Each entry should be copied as it stands, leaving the pictures behind.

Records shown START

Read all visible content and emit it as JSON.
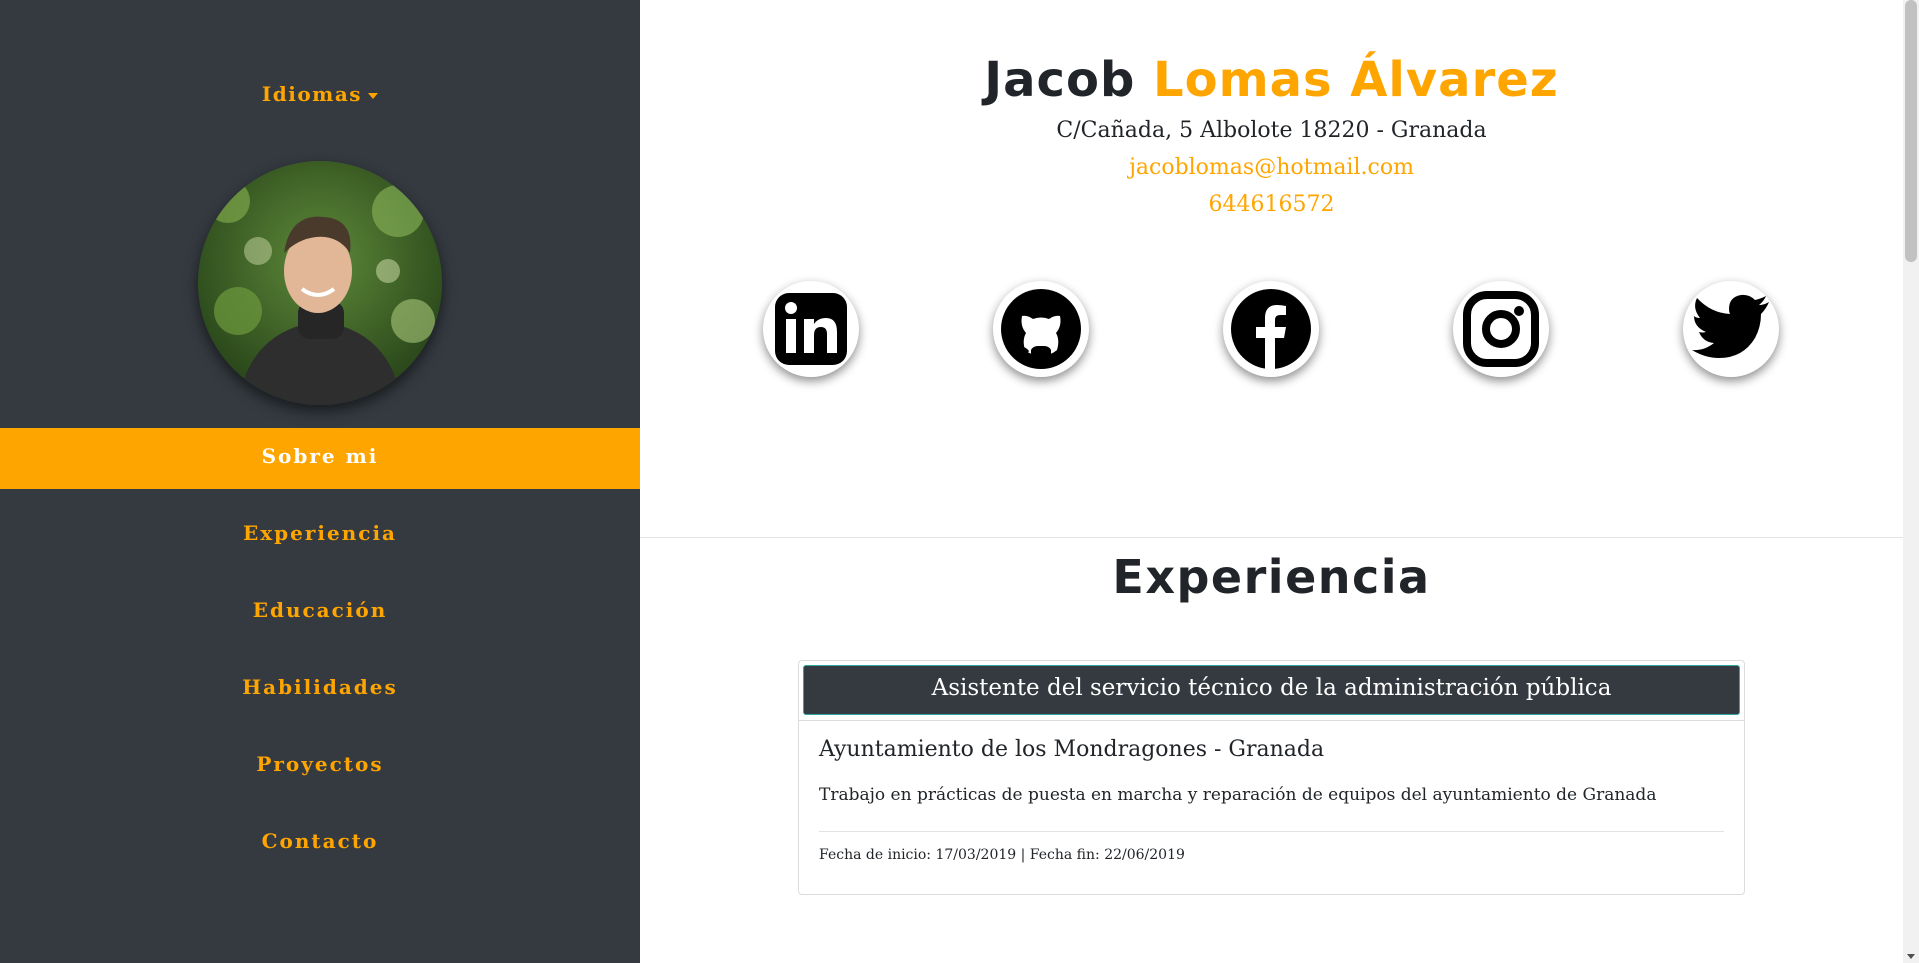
{
  "sidebar": {
    "language_toggle": "Idiomas",
    "nav": [
      {
        "label": "Sobre mi",
        "active": true
      },
      {
        "label": "Experiencia",
        "active": false
      },
      {
        "label": "Educación",
        "active": false
      },
      {
        "label": "Habilidades",
        "active": false
      },
      {
        "label": "Proyectos",
        "active": false
      },
      {
        "label": "Contacto",
        "active": false
      }
    ]
  },
  "profile": {
    "first_name": "Jacob",
    "last_name": "Lomas Álvarez",
    "address": "C/Cañada, 5 Albolote 18220 - Granada",
    "email": "jacoblomas@hotmail.com",
    "phone": "644616572"
  },
  "social_icons": [
    "linkedin-icon",
    "github-icon",
    "facebook-icon",
    "instagram-icon",
    "twitter-icon"
  ],
  "experience": {
    "title": "Experiencia",
    "items": [
      {
        "position": "Asistente del servicio técnico de la administración pública",
        "company": "Ayuntamiento de los Mondragones - Granada",
        "description": "Trabajo en prácticas de puesta en marcha y reparación de equipos del ayuntamiento de Granada",
        "dates": "Fecha de inicio: 17/03/2019 | Fecha fin: 22/06/2019"
      }
    ]
  },
  "colors": {
    "accent": "#ffa500",
    "sidebar_bg": "#343a40",
    "text": "#212529"
  }
}
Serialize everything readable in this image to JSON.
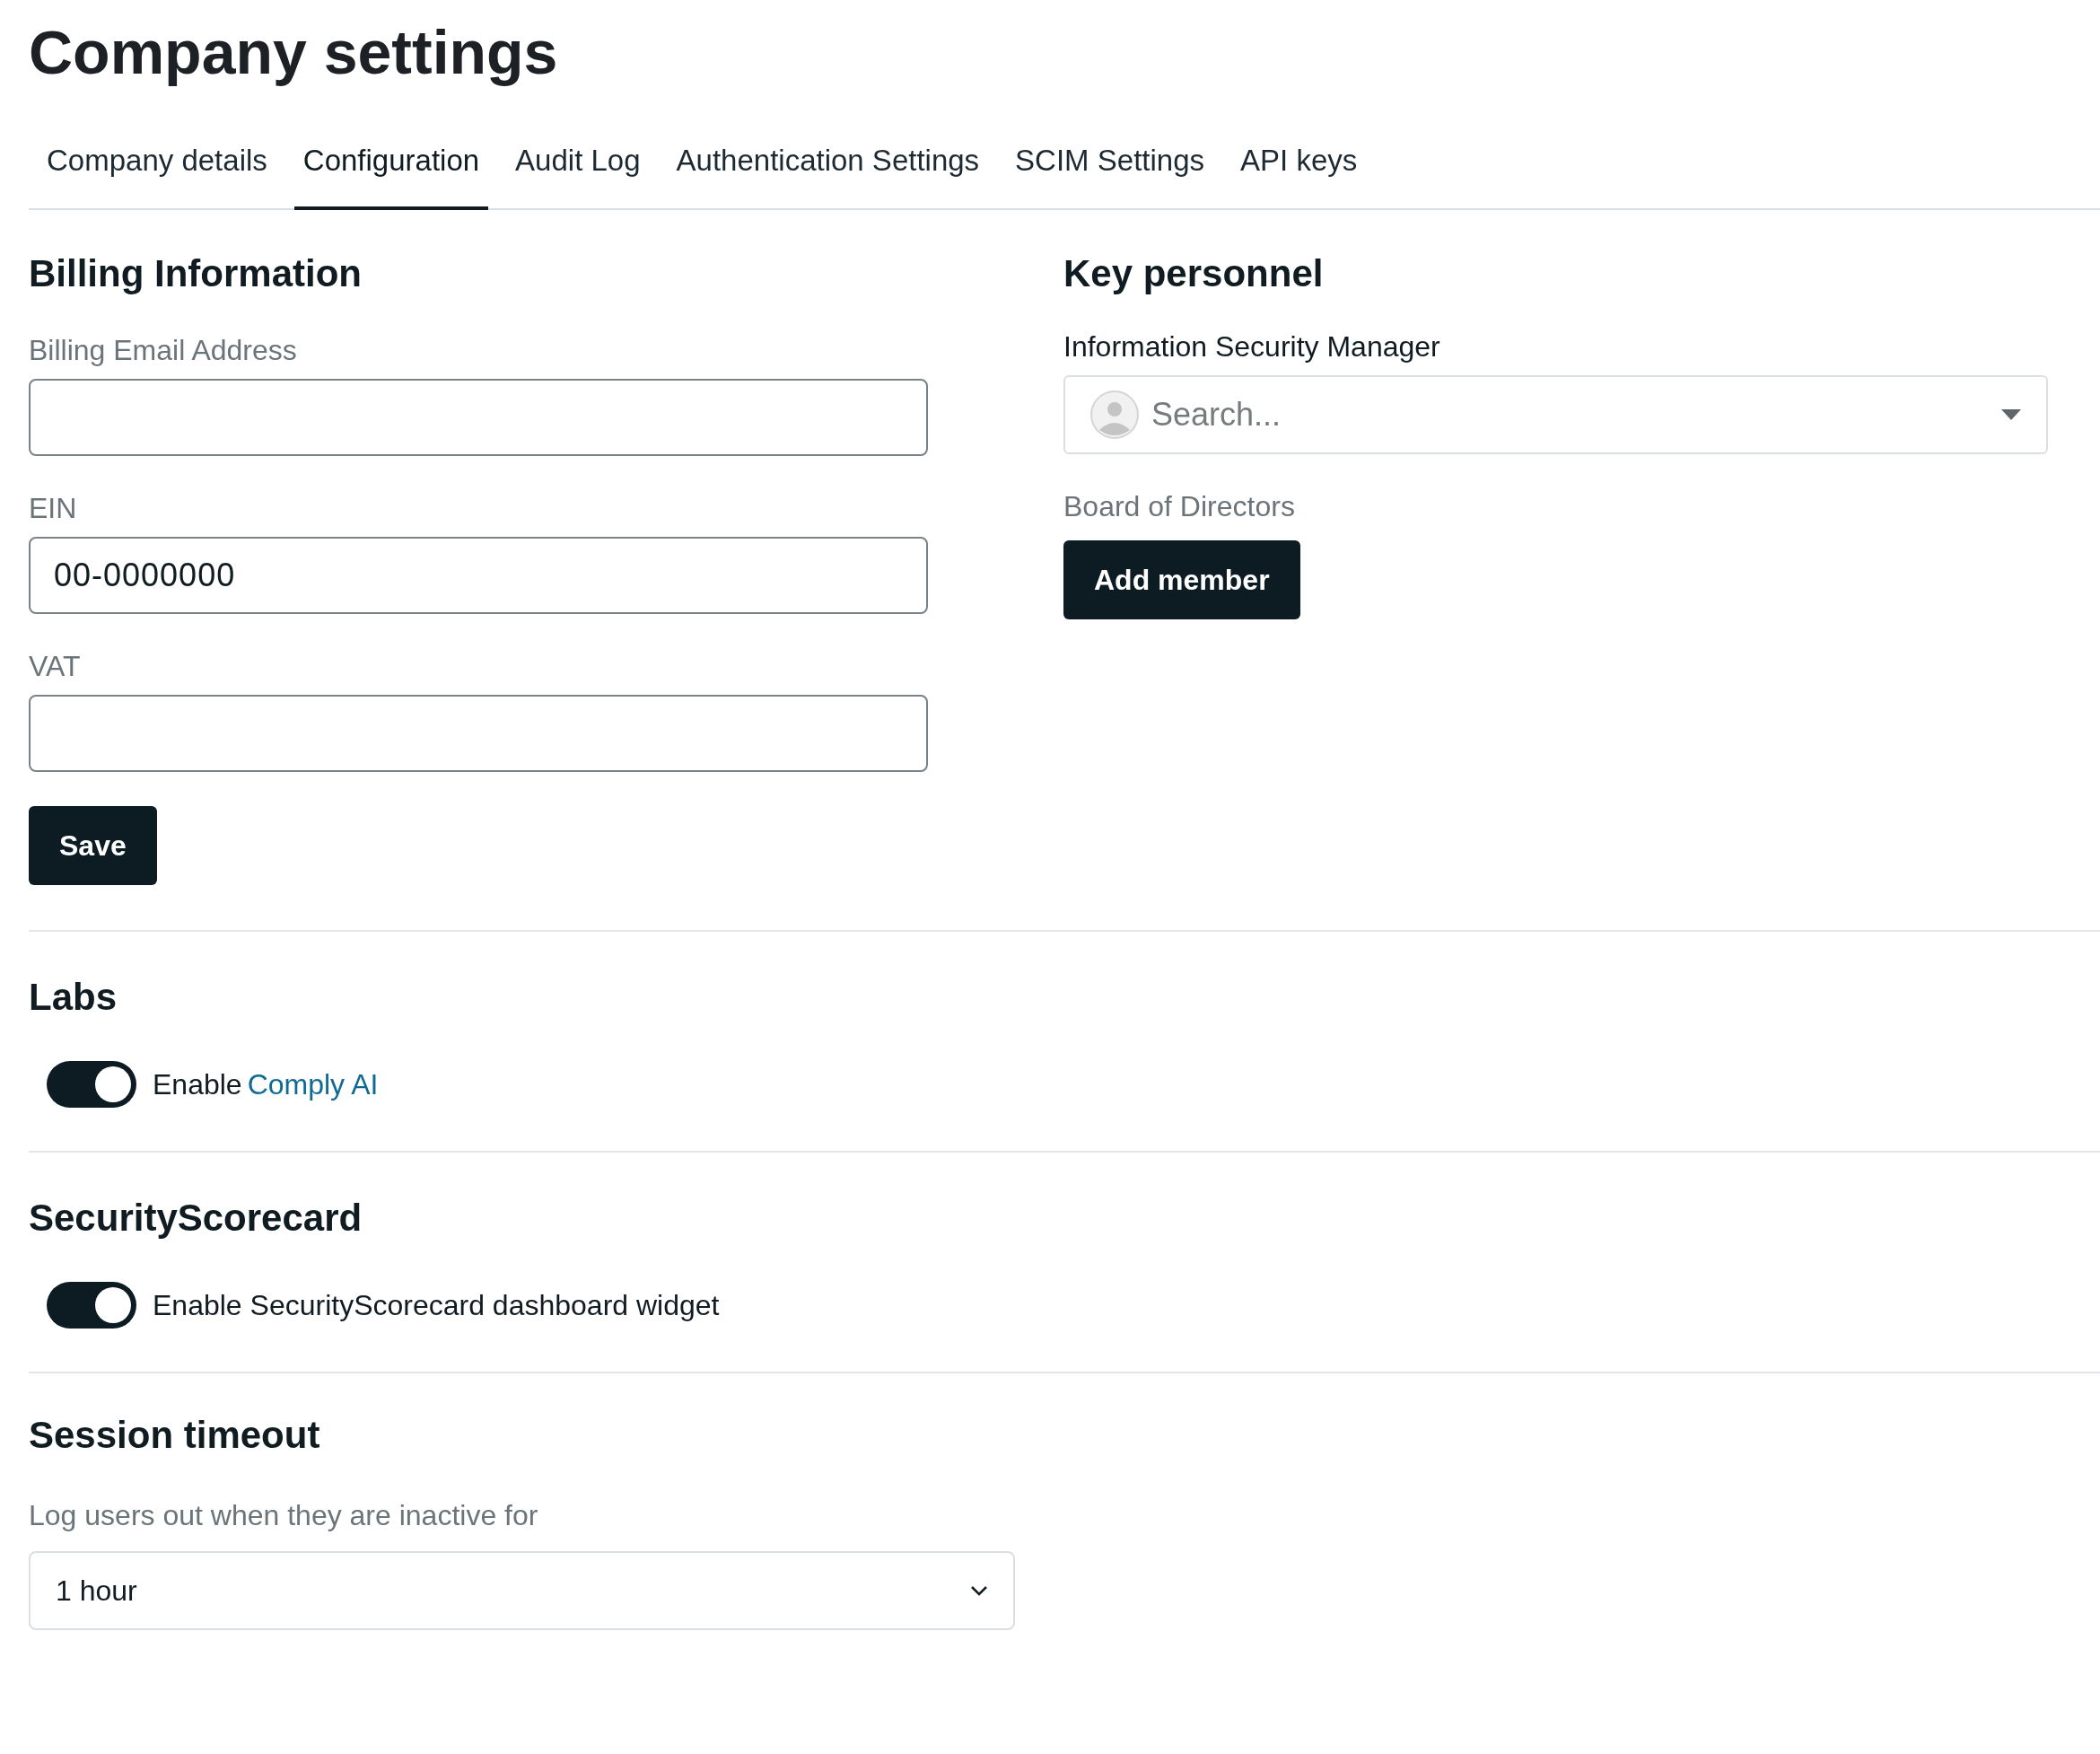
{
  "title": "Company settings",
  "tabs": [
    {
      "label": "Company details",
      "selected": false
    },
    {
      "label": "Configuration",
      "selected": true
    },
    {
      "label": "Audit Log",
      "selected": false
    },
    {
      "label": "Authentication Settings",
      "selected": false
    },
    {
      "label": "SCIM Settings",
      "selected": false
    },
    {
      "label": "API keys",
      "selected": false
    }
  ],
  "billing": {
    "heading": "Billing Information",
    "fields": [
      {
        "label": "Billing Email Address"
      },
      {
        "label": "EIN",
        "value": "00-0000000"
      },
      {
        "label": "VAT"
      }
    ],
    "button": "Save"
  },
  "key_personnel": {
    "heading": "Key personnel",
    "manager_label": "Information Security Manager",
    "manager_placeholder": "Search...",
    "board_label": "Board of Directors",
    "button": "Add member"
  },
  "labs": {
    "heading": "Labs",
    "toggles": [
      {
        "label": "Enable",
        "link": "Comply AI",
        "on": true
      }
    ]
  },
  "security_scorecard": {
    "heading": "SecurityScorecard",
    "toggles": [
      {
        "label": "Enable SecurityScorecard dashboard widget",
        "on": true
      }
    ]
  },
  "session_timeout": {
    "heading": "Session timeout",
    "label": "Log users out when they are inactive for",
    "value": "1 hour"
  }
}
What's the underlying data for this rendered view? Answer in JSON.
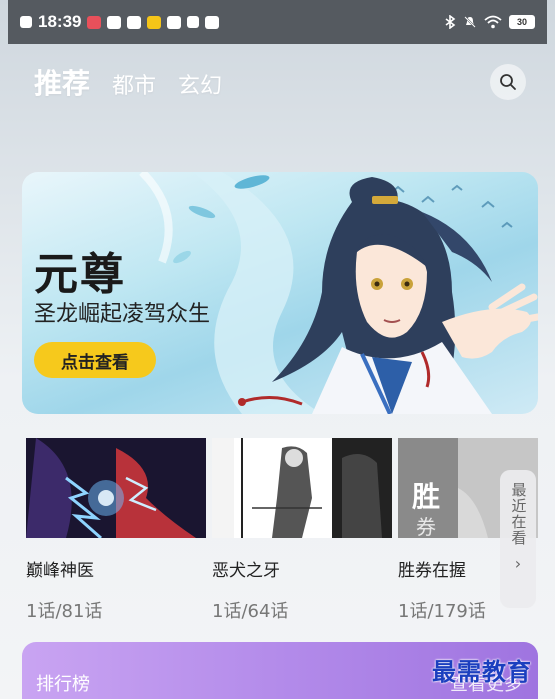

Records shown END

Solution for this exercise:
Read all visible content and emit it as JSON.
{
  "sidebar": {
    "language_toggle": "Idiomas",
    "nav": [
      {
        "label": "Sobre mi",
        "active": true
      },
      {
        "label": "Experiencia",
        "active": false
      },
      {
        "label": "Educación",
        "active": false
      },
      {
        "label": "Habilidades",
        "active": false
      },
      {
        "label": "Proyectos",
        "active": false
      },
      {
        "label": "Contacto",
        "active": false
      }
    ]
  },
  "profile": {
    "first_name": "Jacob",
    "last_name": "Lomas Álvarez",
    "address": "C/Cañada, 5 Albolote 18220 - Granada",
    "email": "jacoblomas@hotmail.com",
    "phone": "644616572"
  },
  "social_icons": [
    "linkedin-icon",
    "github-icon",
    "facebook-icon",
    "instagram-icon",
    "twitter-icon"
  ],
  "experience": {
    "title": "Experiencia",
    "items": [
      {
        "position": "Asistente del servicio técnico de la administración pública",
        "company": "Ayuntamiento de los Mondragones - Granada",
        "description": "Trabajo en prácticas de puesta en marcha y reparación de equipos del ayuntamiento de Granada",
        "dates": "Fecha de inicio: 17/03/2019 | Fecha fin: 22/06/2019"
      }
    ]
  },
  "colors": {
    "accent": "#ffa500",
    "sidebar_bg": "#343a40",
    "text": "#212529"
  }
}
Serialize everything readable in this image to JSON.
{
  "title": "Company settings",
  "tabs": [
    {
      "label": "Company details",
      "selected": false
    },
    {
      "label": "Configuration",
      "selected": true
    },
    {
      "label": "Audit Log",
      "selected": false
    },
    {
      "label": "Authentication Settings",
      "selected": false
    },
    {
      "label": "SCIM Settings",
      "selected": false
    },
    {
      "label": "API keys",
      "selected": false
    }
  ],
  "billing": {
    "heading": "Billing Information",
    "fields": [
      {
        "label": "Billing Email Address"
      },
      {
        "label": "EIN",
        "value": "00-0000000"
      },
      {
        "label": "VAT"
      }
    ],
    "button": "Save"
  },
  "key_personnel": {
    "heading": "Key personnel",
    "manager_label": "Information Security Manager",
    "manager_placeholder": "Search...",
    "board_label": "Board of Directors",
    "button": "Add member"
  },
  "labs": {
    "heading": "Labs",
    "toggles": [
      {
        "label": "Enable",
        "link": "Comply AI",
        "on": true
      }
    ]
  },
  "security_scorecard": {
    "heading": "SecurityScorecard",
    "toggles": [
      {
        "label": "Enable SecurityScorecard dashboard widget",
        "on": true
      }
    ]
  },
  "session_timeout": {
    "heading": "Session timeout",
    "label": "Log users out when they are inactive for",
    "value": "1 hour"
  }
}
What's the underlying data for this rendered view? Answer in JSON.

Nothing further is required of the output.